**Data supplied:**
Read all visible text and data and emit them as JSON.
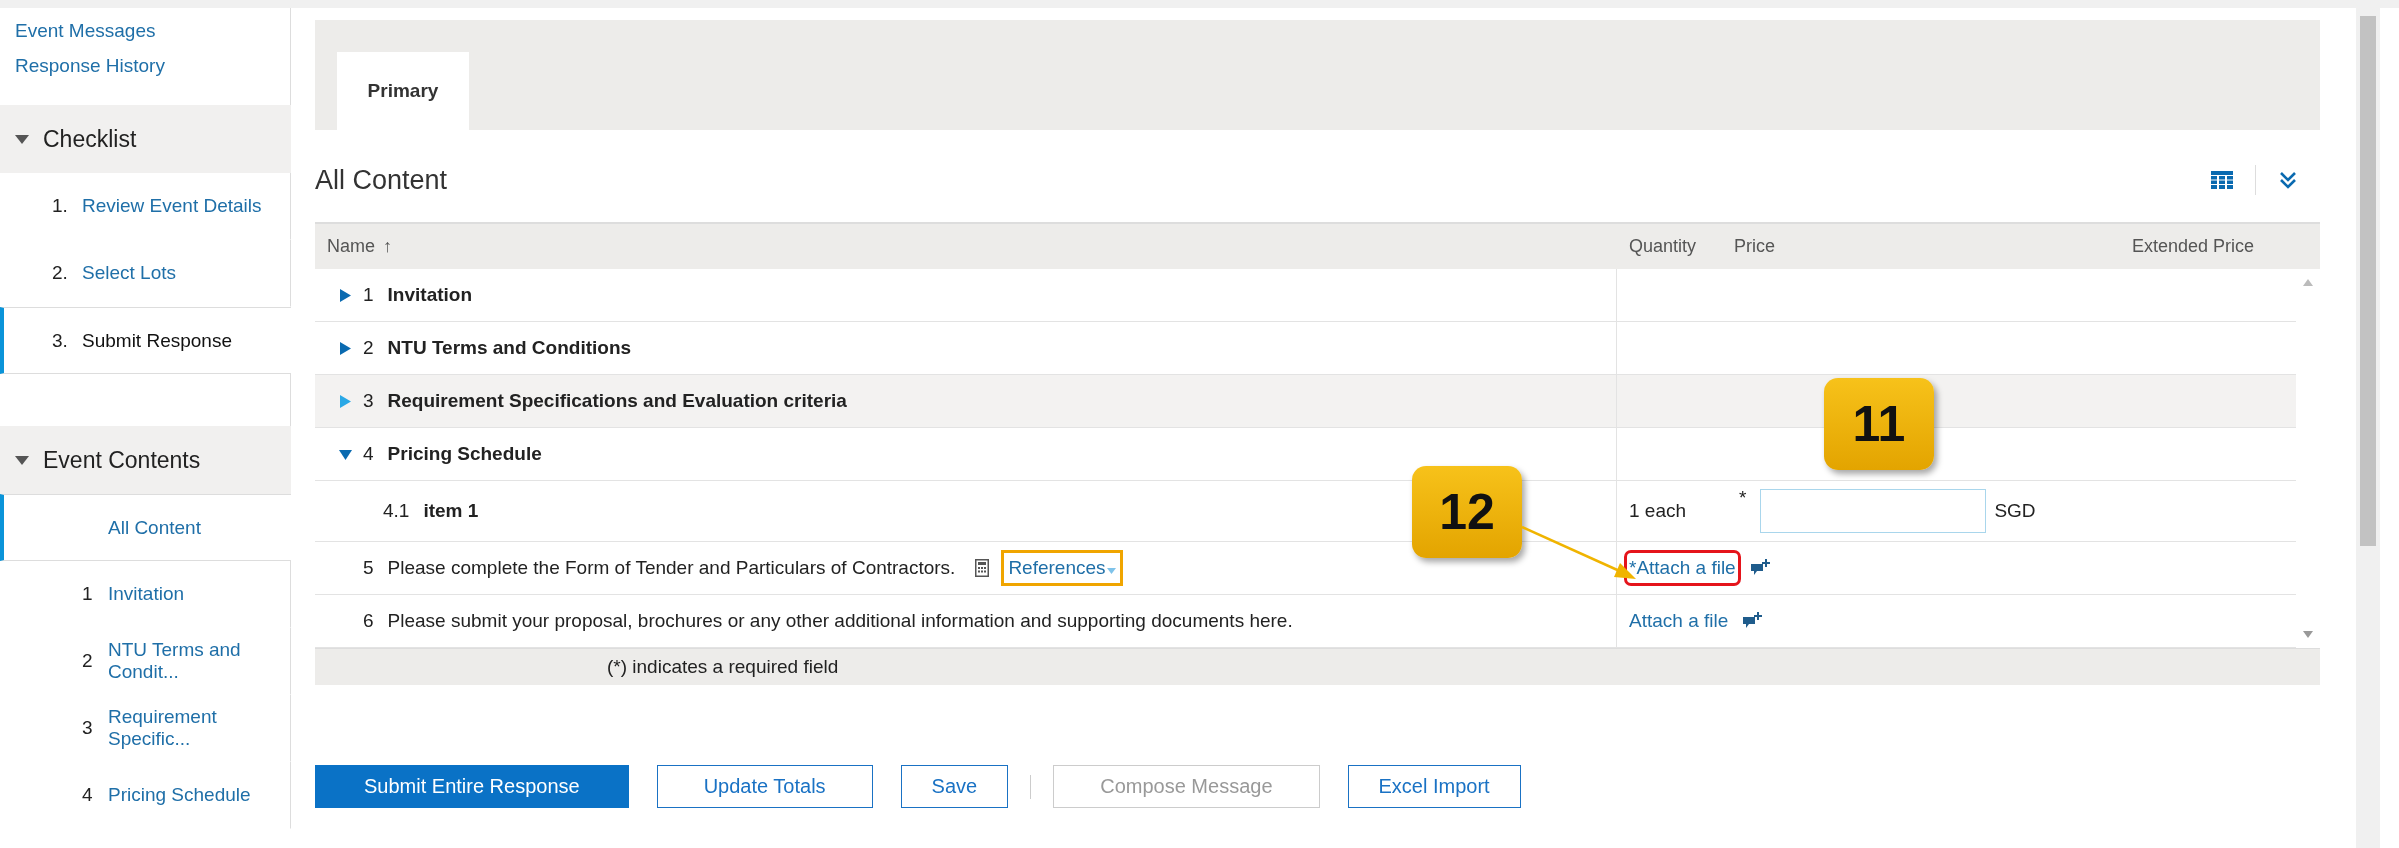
{
  "sidebar": {
    "links": [
      "Event Messages",
      "Response History"
    ],
    "sections": [
      {
        "title": "Checklist",
        "expanded": true,
        "items": [
          {
            "number": "1.",
            "label": "Review Event Details",
            "selected": false
          },
          {
            "number": "2.",
            "label": "Select Lots",
            "selected": false
          },
          {
            "number": "3.",
            "label": "Submit Response",
            "selected": true
          }
        ]
      },
      {
        "title": "Event Contents",
        "expanded": true,
        "items": [
          {
            "label": "All Content",
            "selected": true
          },
          {
            "number": "1",
            "label": "Invitation",
            "selected": false
          },
          {
            "number": "2",
            "label": "NTU Terms and Condit...",
            "selected": false
          },
          {
            "number": "3",
            "label": "Requirement Specific...",
            "selected": false
          },
          {
            "number": "4",
            "label": "Pricing Schedule",
            "selected": false
          }
        ]
      }
    ]
  },
  "tabs": [
    {
      "label": "Primary",
      "selected": true
    }
  ],
  "content": {
    "title": "All Content",
    "columns": {
      "name": "Name",
      "sort_icon": "↑",
      "quantity": "Quantity",
      "price": "Price",
      "extended_price": "Extended Price"
    },
    "rows": [
      {
        "kind": "group",
        "number": "1",
        "label": "Invitation",
        "expanded": false,
        "highlighted": false
      },
      {
        "kind": "group",
        "number": "2",
        "label": "NTU Terms and Conditions",
        "expanded": false,
        "highlighted": false
      },
      {
        "kind": "group",
        "number": "3",
        "label": "Requirement Specifications and Evaluation criteria",
        "expanded": false,
        "highlighted": true
      },
      {
        "kind": "group",
        "number": "4",
        "label": "Pricing Schedule",
        "expanded": true,
        "highlighted": false
      },
      {
        "kind": "item",
        "number": "4.1",
        "label": "item 1",
        "quantity": "1 each",
        "required": true,
        "required_mark": "*",
        "currency": "SGD",
        "highlighted": false
      },
      {
        "kind": "question",
        "number": "5",
        "label": "Please complete the Form of Tender and Particulars of Contractors.",
        "references": "References",
        "references_outlined": true,
        "attach": "*Attach a file",
        "attach_outlined": true,
        "highlighted": false
      },
      {
        "kind": "question",
        "number": "6",
        "label": "Please submit your proposal, brochures or any other additional information and supporting documents here.",
        "attach": "Attach a file",
        "attach_outlined": false,
        "highlighted": false
      }
    ],
    "footnote": "(*) indicates a required field"
  },
  "buttons": [
    {
      "label": "Submit Entire Response",
      "kind": "primary"
    },
    {
      "label": "Update Totals",
      "kind": "secondary"
    },
    {
      "label": "Save",
      "kind": "secondary"
    },
    {
      "label": "Compose Message",
      "kind": "disabled"
    },
    {
      "label": "Excel Import",
      "kind": "secondary"
    }
  ],
  "callouts": [
    {
      "label": "11"
    },
    {
      "label": "12"
    }
  ]
}
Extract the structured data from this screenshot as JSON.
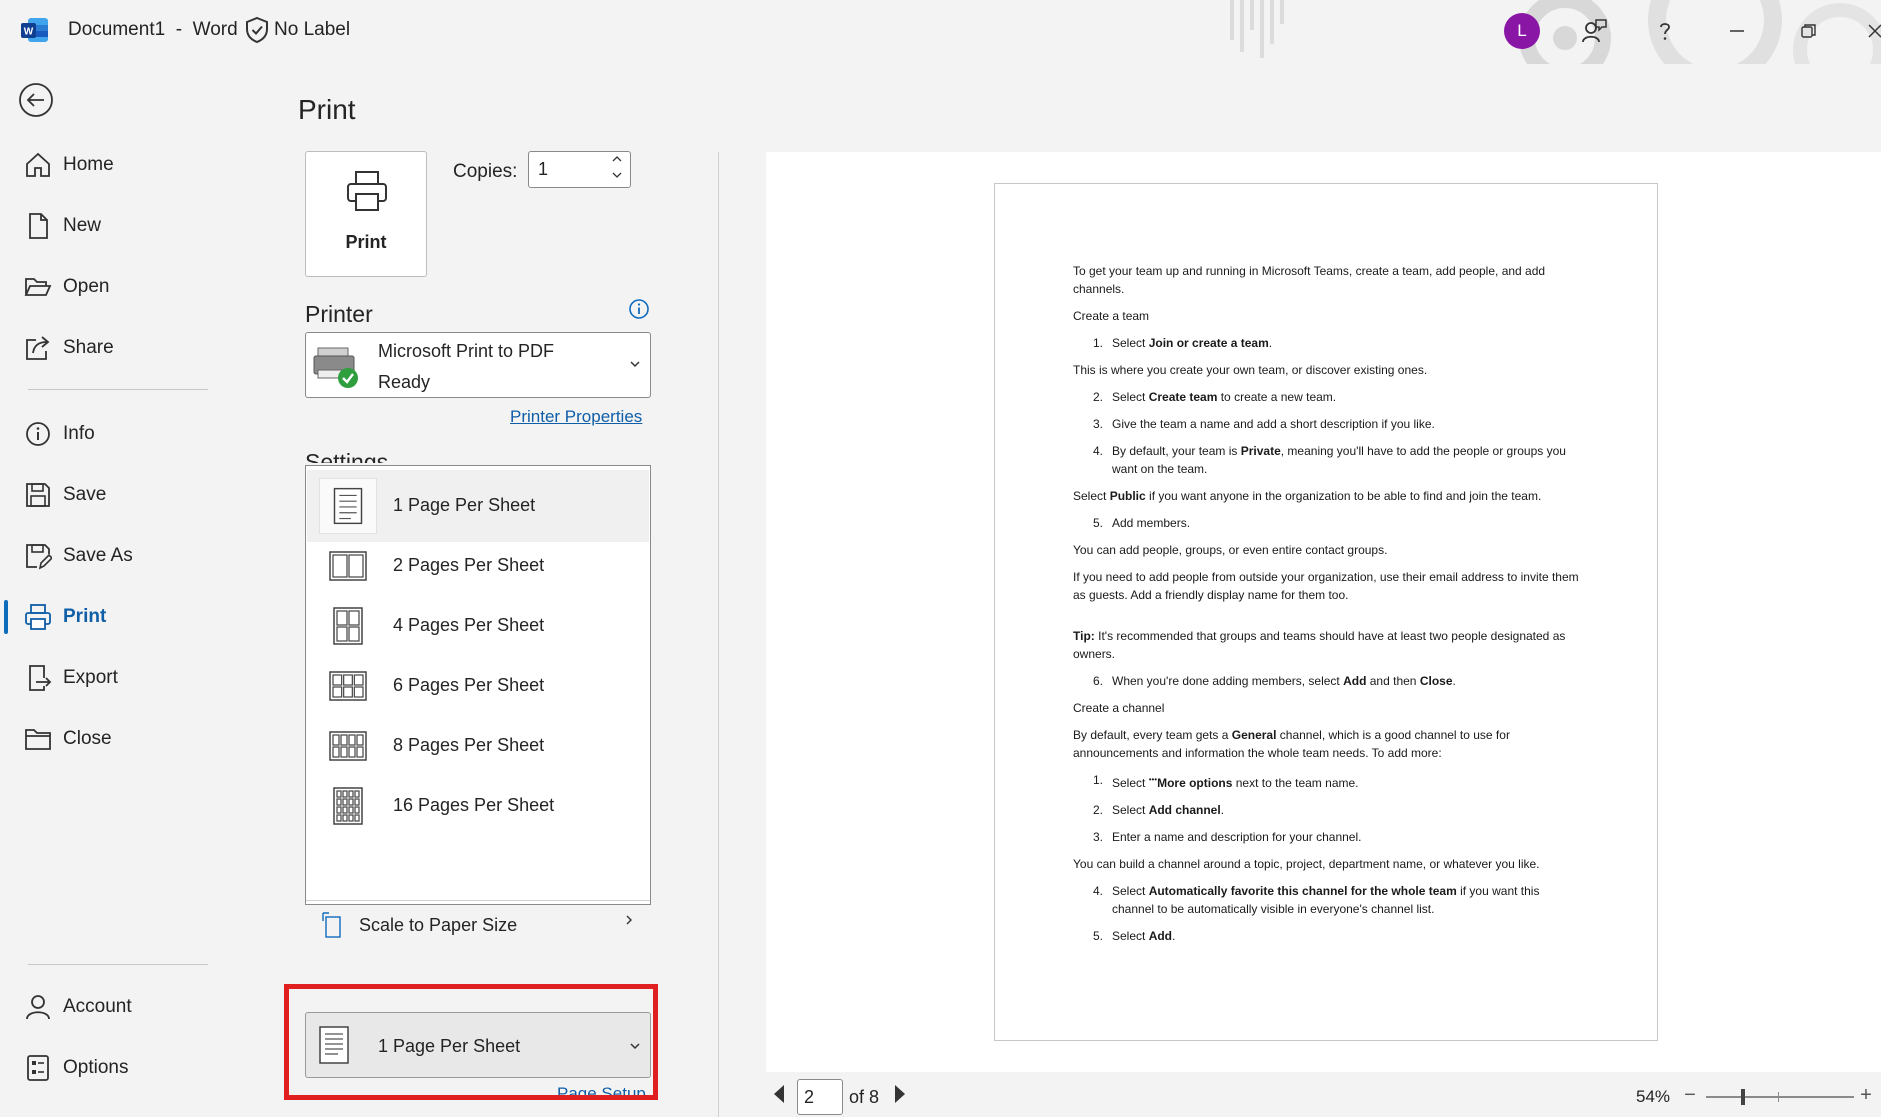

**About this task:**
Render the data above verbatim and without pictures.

**Response area:**
Read all visible text and data and emit them as JSON.
{
  "sidebar": {
    "links": [
      "Event Messages",
      "Response History"
    ],
    "sections": [
      {
        "title": "Checklist",
        "expanded": true,
        "items": [
          {
            "number": "1.",
            "label": "Review Event Details",
            "selected": false
          },
          {
            "number": "2.",
            "label": "Select Lots",
            "selected": false
          },
          {
            "number": "3.",
            "label": "Submit Response",
            "selected": true
          }
        ]
      },
      {
        "title": "Event Contents",
        "expanded": true,
        "items": [
          {
            "label": "All Content",
            "selected": true
          },
          {
            "number": "1",
            "label": "Invitation",
            "selected": false
          },
          {
            "number": "2",
            "label": "NTU Terms and Condit...",
            "selected": false
          },
          {
            "number": "3",
            "label": "Requirement Specific...",
            "selected": false
          },
          {
            "number": "4",
            "label": "Pricing Schedule",
            "selected": false
          }
        ]
      }
    ]
  },
  "tabs": [
    {
      "label": "Primary",
      "selected": true
    }
  ],
  "content": {
    "title": "All Content",
    "columns": {
      "name": "Name",
      "sort_icon": "↑",
      "quantity": "Quantity",
      "price": "Price",
      "extended_price": "Extended Price"
    },
    "rows": [
      {
        "kind": "group",
        "number": "1",
        "label": "Invitation",
        "expanded": false,
        "highlighted": false
      },
      {
        "kind": "group",
        "number": "2",
        "label": "NTU Terms and Conditions",
        "expanded": false,
        "highlighted": false
      },
      {
        "kind": "group",
        "number": "3",
        "label": "Requirement Specifications and Evaluation criteria",
        "expanded": false,
        "highlighted": true
      },
      {
        "kind": "group",
        "number": "4",
        "label": "Pricing Schedule",
        "expanded": true,
        "highlighted": false
      },
      {
        "kind": "item",
        "number": "4.1",
        "label": "item 1",
        "quantity": "1 each",
        "required": true,
        "required_mark": "*",
        "currency": "SGD",
        "highlighted": false
      },
      {
        "kind": "question",
        "number": "5",
        "label": "Please complete the Form of Tender and Particulars of Contractors.",
        "references": "References",
        "references_outlined": true,
        "attach": "*Attach a file",
        "attach_outlined": true,
        "highlighted": false
      },
      {
        "kind": "question",
        "number": "6",
        "label": "Please submit your proposal, brochures or any other additional information and supporting documents here.",
        "attach": "Attach a file",
        "attach_outlined": false,
        "highlighted": false
      }
    ],
    "footnote": "(*) indicates a required field"
  },
  "buttons": [
    {
      "label": "Submit Entire Response",
      "kind": "primary"
    },
    {
      "label": "Update Totals",
      "kind": "secondary"
    },
    {
      "label": "Save",
      "kind": "secondary"
    },
    {
      "label": "Compose Message",
      "kind": "disabled"
    },
    {
      "label": "Excel Import",
      "kind": "secondary"
    }
  ],
  "callouts": [
    {
      "label": "11"
    },
    {
      "label": "12"
    }
  ]
}
Extract the structured data from this screenshot as JSON.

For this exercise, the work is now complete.